There are an estimated 137,000 women and girls affected by Female Genital Mutilation (FGM) in England and Wales, with a further 60,000 girls at risk.
These figures highlight the magnitude to which these harmful acts are being carried out, but what they don’t show is the suffering and realities experienced by vulnerable girls and women across the country.
There has been some progress in recent years to try to curb the practise of FGM; the Serious Crimes Act 2015 toughened sentences for those responsible and the introduction of the FGM unit in 2014 has helped to improve the local response to tackling FGM. Yet, even with this progress, the power of education continues to be ignored, and thus has become a significant gap in the prevention of FGM.
Safeguarding children through education
From research conducted by Youth for Change in 2017, 90% of young people surveyed said that learning about FGM as part of Relationship and Sex Education (RSE) would help to protect and empower them and their peers.
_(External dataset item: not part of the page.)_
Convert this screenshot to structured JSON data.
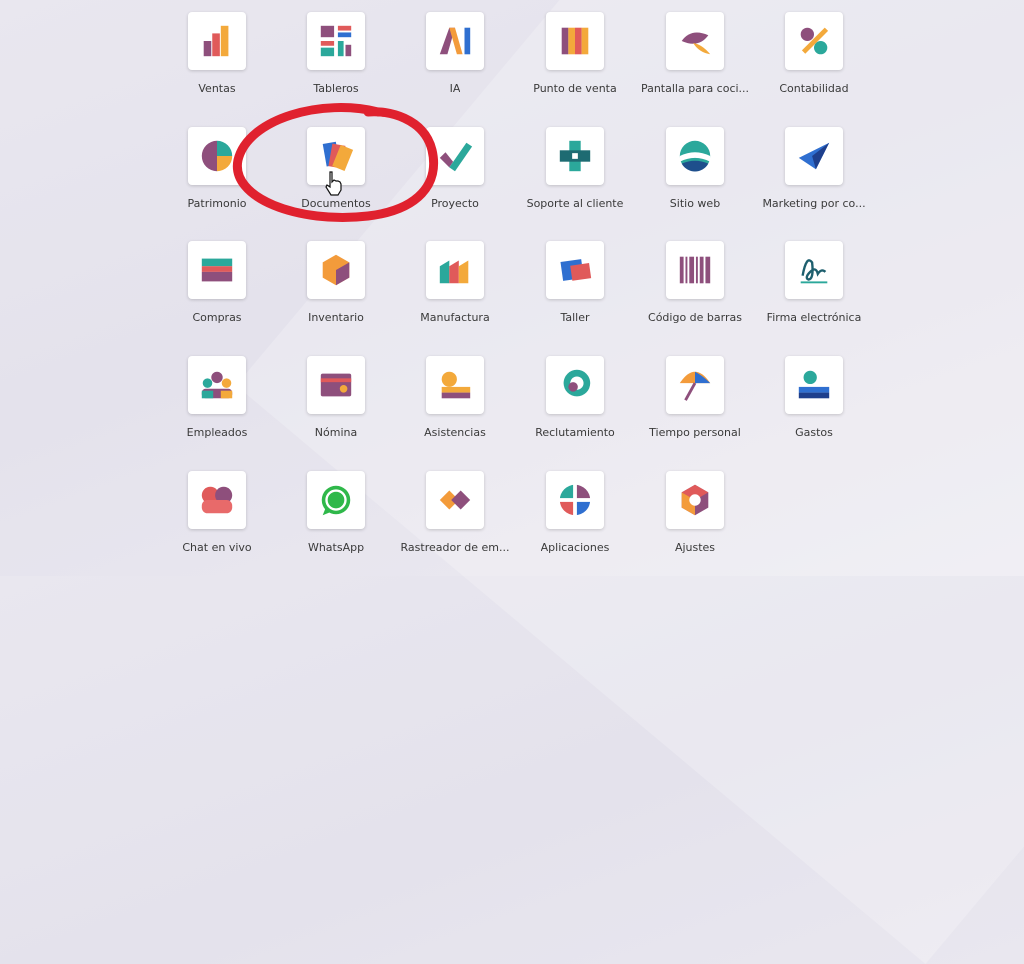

This response shows just how important young people regard the need to be informed, empowered and educated of their rights.
Our Train to Protect campaign has aimed to make schools in the UK a safer place to report FGM and child marriage. Teachers and schools play a crucial role in young people's lives, and education is a powerful way to make change. By ensuring school staff and students are aware of these issues, cases can be prevented from happening and young people can at risk can be given the right support.
To achieve this goal we have been working to change education policy and provide training for schools. Last year we held sessions on FGM and child and early forced marriage (CEFM) prevention for teachers and students. We also held the first ever National Schools Conference on combating FGM and child marriage, attended by over 100 teachers.
RSE consultations – our chance to get it right
Now more than ever we have an exciting and unique opportunity to tackle these issues in the UK. As of 2019, Relationship and Sex Education (RSE) will be compulsory in every school.
Education on FGM and CEFM through RSE could play a vital role in helping to end these harmful practices. It will properly prepare young people, educate people about the issues, as well as how to report or how victims can seek support. Hence, this will enable young people to protect both themselves and others against gender-based violence.
This is an opportunity we cannot miss! Consultations about the new RSE curriculum are now open
This provides the chance to make sure that young people are educated about FGM, CEFM and other forms of gender-based violence. The current RSE guidelines were created in 2000, it is therefore incredibly important that you engage in this consultation to ensure that the curriculum reflects and prepares for the world young people live in today.
The consultation closes on 12 February 2018, and on International Day of Zero Tolerance to FGM, it won’t take long to engage in it, and include FGM and CEFM in your suggestions. So use this chance to have your say to #EndFGM.